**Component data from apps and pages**
-.-.-

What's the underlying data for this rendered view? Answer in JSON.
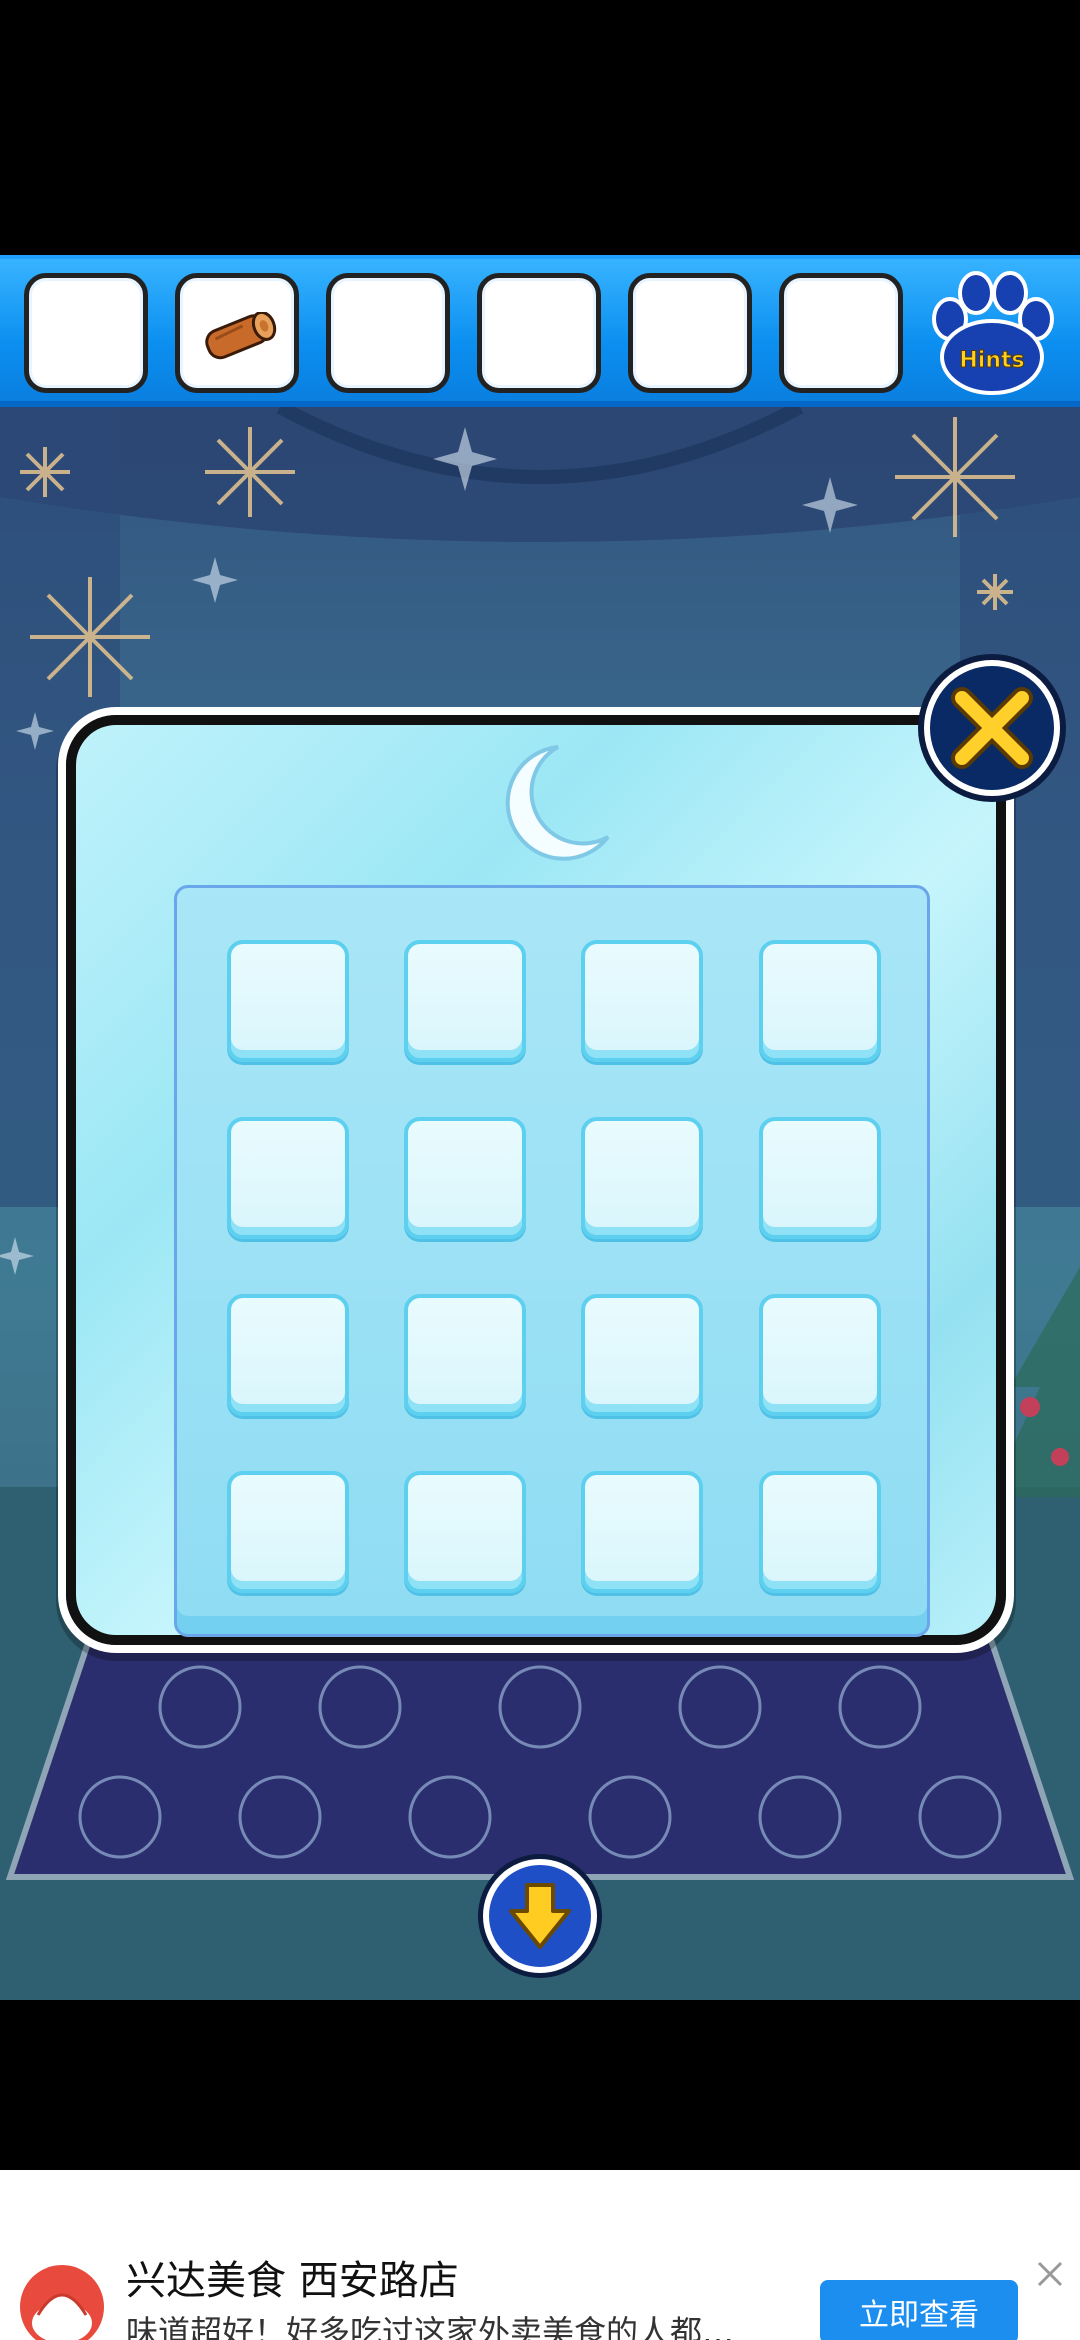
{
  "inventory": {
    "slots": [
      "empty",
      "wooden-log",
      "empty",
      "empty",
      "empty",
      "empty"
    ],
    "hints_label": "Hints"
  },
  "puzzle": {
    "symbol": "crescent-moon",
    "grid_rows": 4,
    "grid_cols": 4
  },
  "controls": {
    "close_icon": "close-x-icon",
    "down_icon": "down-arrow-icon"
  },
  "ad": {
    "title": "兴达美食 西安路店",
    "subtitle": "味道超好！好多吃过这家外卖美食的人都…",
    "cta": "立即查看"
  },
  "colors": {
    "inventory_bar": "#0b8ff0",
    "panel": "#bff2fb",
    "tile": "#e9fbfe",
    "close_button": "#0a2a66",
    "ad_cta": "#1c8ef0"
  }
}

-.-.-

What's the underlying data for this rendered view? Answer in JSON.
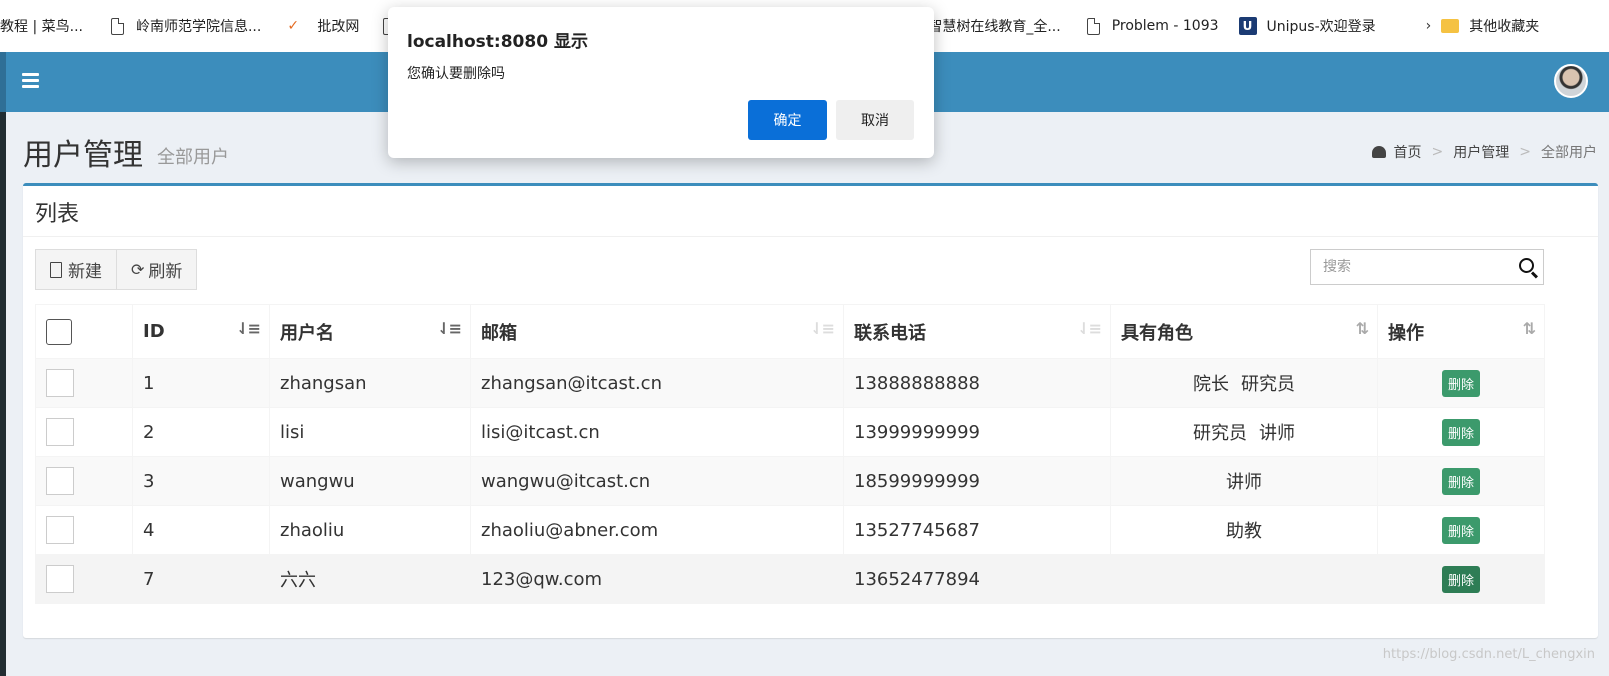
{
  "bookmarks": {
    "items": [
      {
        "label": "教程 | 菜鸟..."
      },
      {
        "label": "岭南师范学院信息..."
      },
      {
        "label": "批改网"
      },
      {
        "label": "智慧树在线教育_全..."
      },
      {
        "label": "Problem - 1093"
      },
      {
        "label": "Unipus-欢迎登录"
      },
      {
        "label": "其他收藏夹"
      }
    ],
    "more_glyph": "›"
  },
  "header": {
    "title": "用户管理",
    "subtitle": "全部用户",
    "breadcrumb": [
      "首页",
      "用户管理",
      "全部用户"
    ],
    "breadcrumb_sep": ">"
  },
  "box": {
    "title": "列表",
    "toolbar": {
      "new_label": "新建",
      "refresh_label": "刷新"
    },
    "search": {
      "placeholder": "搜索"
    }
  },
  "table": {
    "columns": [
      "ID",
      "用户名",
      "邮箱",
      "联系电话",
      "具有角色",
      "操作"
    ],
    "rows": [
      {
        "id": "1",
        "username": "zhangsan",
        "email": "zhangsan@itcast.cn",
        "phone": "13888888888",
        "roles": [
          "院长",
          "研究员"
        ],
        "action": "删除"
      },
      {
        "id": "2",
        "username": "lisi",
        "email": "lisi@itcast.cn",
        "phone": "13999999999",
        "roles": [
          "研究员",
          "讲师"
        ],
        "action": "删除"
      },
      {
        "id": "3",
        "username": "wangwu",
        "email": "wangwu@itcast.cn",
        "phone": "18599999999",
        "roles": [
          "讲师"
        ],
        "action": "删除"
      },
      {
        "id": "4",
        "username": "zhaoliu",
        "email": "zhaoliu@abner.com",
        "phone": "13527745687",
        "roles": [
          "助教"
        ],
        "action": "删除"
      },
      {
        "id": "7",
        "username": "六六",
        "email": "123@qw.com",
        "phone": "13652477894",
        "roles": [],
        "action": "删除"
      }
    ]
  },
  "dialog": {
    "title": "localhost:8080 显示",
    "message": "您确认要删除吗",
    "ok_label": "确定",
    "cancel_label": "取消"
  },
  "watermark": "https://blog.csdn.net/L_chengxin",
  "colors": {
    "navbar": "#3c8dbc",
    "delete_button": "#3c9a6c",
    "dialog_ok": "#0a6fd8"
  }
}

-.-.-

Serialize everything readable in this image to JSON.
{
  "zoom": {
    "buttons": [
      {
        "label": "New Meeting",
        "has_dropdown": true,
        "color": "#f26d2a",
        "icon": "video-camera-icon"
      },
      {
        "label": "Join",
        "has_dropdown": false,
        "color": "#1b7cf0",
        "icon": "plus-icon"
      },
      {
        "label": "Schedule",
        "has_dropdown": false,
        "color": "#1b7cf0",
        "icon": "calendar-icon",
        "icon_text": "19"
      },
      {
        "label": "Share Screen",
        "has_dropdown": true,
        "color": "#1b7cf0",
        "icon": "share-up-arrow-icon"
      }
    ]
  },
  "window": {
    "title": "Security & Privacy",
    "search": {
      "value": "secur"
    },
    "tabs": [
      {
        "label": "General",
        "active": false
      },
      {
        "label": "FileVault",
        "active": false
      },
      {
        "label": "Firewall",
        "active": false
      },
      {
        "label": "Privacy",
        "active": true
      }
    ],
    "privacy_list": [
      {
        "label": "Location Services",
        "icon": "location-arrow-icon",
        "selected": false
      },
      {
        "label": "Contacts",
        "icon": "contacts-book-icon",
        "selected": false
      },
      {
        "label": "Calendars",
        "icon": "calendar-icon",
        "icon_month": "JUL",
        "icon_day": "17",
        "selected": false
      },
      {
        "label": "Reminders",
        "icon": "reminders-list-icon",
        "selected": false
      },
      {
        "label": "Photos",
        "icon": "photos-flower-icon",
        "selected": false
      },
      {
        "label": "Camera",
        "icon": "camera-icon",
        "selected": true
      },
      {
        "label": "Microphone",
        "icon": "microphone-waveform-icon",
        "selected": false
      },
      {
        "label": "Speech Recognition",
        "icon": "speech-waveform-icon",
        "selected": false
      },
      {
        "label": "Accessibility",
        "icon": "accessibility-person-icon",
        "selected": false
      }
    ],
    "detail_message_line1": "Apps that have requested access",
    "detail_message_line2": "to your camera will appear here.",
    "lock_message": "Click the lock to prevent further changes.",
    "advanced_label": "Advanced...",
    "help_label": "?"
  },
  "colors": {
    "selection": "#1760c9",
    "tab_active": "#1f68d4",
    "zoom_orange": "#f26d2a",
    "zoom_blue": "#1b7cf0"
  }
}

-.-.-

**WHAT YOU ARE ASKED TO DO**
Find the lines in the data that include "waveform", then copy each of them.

**FINISHED TASK**
        "icon": "microphone-waveform-icon",
        "icon": "speech-waveform-icon",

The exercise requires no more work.